Karlsson’s signing immediately squeezes the Sharks but doesn’t really limit their upside. From the above list, keeping only Brenden Dillon is something they should do. Instead, the Sharks have to focus on allowing growth from players like Lukas Radil, Antti Suomela and Dylan Gambrell. They’ll fight for ice time on the third and fourth lines. The team may need to find a new version of Eric Fehr, a low-cost veteran who had more game than people realized when the Sharks added him at the trade deadline in 2018. In essence, the Sharks will need to cobble together their lower lines.
Patrick Marleau Also A Possibility
Rumours of Patrick Marleau returning to the Sharks have floated around. Marleau returning would most likely happen under one scenario. He would have to bought out elsewhere and once he is a free agent, signs for what amounts to a bare minimum type deal with the Sharks. He’d fit in a third or fourth line role. Which might be a blessing for developing players like Radil, Gambrell or Suomela.
Cap Space Creativity
The Sharks don’t need great lower lines together to start the season. The roster, assuming it is mostly healthy, should get the team to the playoffs. But the roster which starts the season might not be the one which ends it. The trade deadline is key here.

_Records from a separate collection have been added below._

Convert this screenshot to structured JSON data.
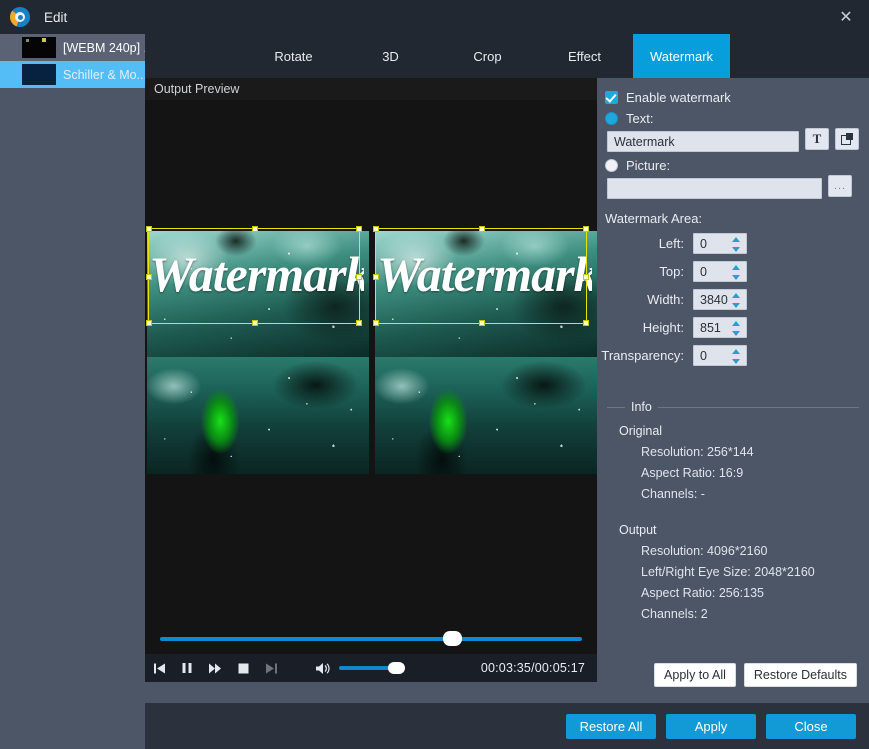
{
  "window": {
    "title": "Edit",
    "app_icon": "app-logo-icon",
    "close_icon": "close-icon"
  },
  "sidebar": {
    "items": [
      {
        "label": "[WEBM 240p] ..",
        "selected": false
      },
      {
        "label": "Schiller & Mo...",
        "selected": true
      }
    ]
  },
  "tabs": [
    {
      "label": "Rotate",
      "active": false
    },
    {
      "label": "3D",
      "active": false
    },
    {
      "label": "Crop",
      "active": false
    },
    {
      "label": "Effect",
      "active": false
    },
    {
      "label": "Watermark",
      "active": true
    }
  ],
  "preview": {
    "label": "Output Preview",
    "watermark_overlay_text": "Watermark",
    "transport": {
      "prev_icon": "skip-previous-icon",
      "pause_icon": "pause-icon",
      "forward_icon": "fast-forward-icon",
      "stop_icon": "stop-icon",
      "next_icon": "skip-next-icon",
      "volume_icon": "volume-icon",
      "time": "00:03:35/00:05:17"
    }
  },
  "settings": {
    "enable_watermark": {
      "label": "Enable watermark",
      "checked": true
    },
    "text_option": {
      "label": "Text:",
      "selected": true
    },
    "text_value": "Watermark",
    "font_button_icon": "font-text-icon",
    "color_button_icon": "layers-color-icon",
    "picture_option": {
      "label": "Picture:",
      "selected": false
    },
    "picture_value": "",
    "browse_button_label": "...",
    "area_label": "Watermark Area:",
    "fields": [
      {
        "label": "Left:",
        "value": "0"
      },
      {
        "label": "Top:",
        "value": "0"
      },
      {
        "label": "Width:",
        "value": "3840"
      },
      {
        "label": "Height:",
        "value": "851"
      },
      {
        "label": "Transparency:",
        "value": "0"
      }
    ],
    "info": {
      "title": "Info",
      "original_head": "Original",
      "original_lines": [
        "Resolution: 256*144",
        "Aspect Ratio: 16:9",
        "Channels: -"
      ],
      "output_head": "Output",
      "output_lines": [
        "Resolution: 4096*2160",
        "Left/Right Eye Size: 2048*2160",
        "Aspect Ratio: 256:135",
        "Channels: 2"
      ]
    },
    "apply_to_all_label": "Apply to All",
    "restore_defaults_label": "Restore Defaults"
  },
  "footer": {
    "restore_all_label": "Restore All",
    "apply_label": "Apply",
    "close_label": "Close"
  },
  "colors": {
    "accent": "#129ad6",
    "panel_bg": "#4d5666",
    "titlebar_bg": "#222831",
    "selection_blue": "#55bdf5",
    "watermark_box": "#e6e600"
  }
}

The Sharks probably won’t be able to pull in any top-end players at the trade deadline, but third line sorts are often available at reasonable prices (recent examples include Carl Hagelin and Charlie Coyle, both traded in February 2019). If the Sharks leave themselves sufficient cap space to get one or two quality third-line players at the trade deadline, they’ll have what they need for the playoffs.
Another creative move the Sharks might consider, not signing Joe Thornton until mid-season. The NHL is a tough league and Thornton, who’ll be 40, doesn’t need to play 82 games to get ready for the playoffs. Signing him in January to a reduced contract gives him the time needed to get ready for the playoffs without the Sharks spending a full season cap hit.
The Sharks minor league affiliate, the San Jose Barracuda, is essentially located down the hall from the parent club. The Sharks can squeeze a bit extra cap space by only roster 22 players at times, instead of the usual 23.
One asset Sharks management has is credibility. The team has asked players to be patient with them on contracts before while paying up a bit down the road. This is an essential but underestimated part of general manager Doug Wilson’s portfolio.
The Sharks Gamble
Did Wilson make the right move in signing Erik Karlsson? Many may think so. Though Karlsson came in too pricey (by about $1 million), he is worth the money when healthy. A healthy Karlsson and the Sharks are probably champions this past season. Alas, injuries play a role every season and Karlsson’s injury-related playoff struggles cost the team. It is a gamble, but when the prize is a Stanley Cup, gambles are required.
The Sharks are employing a different formula, but it has already shown it can work. The league’s best blue line with a legit top-six forward group and good goaltending is a different formula than most teams employ. But different seems to be an advantage in today’s NHL. The Stanley Cup often winds up with the team the zagged when everyone else zigged. The Sharks are clearly moving in one direction while the league moves in another. Whether this turns out to be the right move is something we find out together.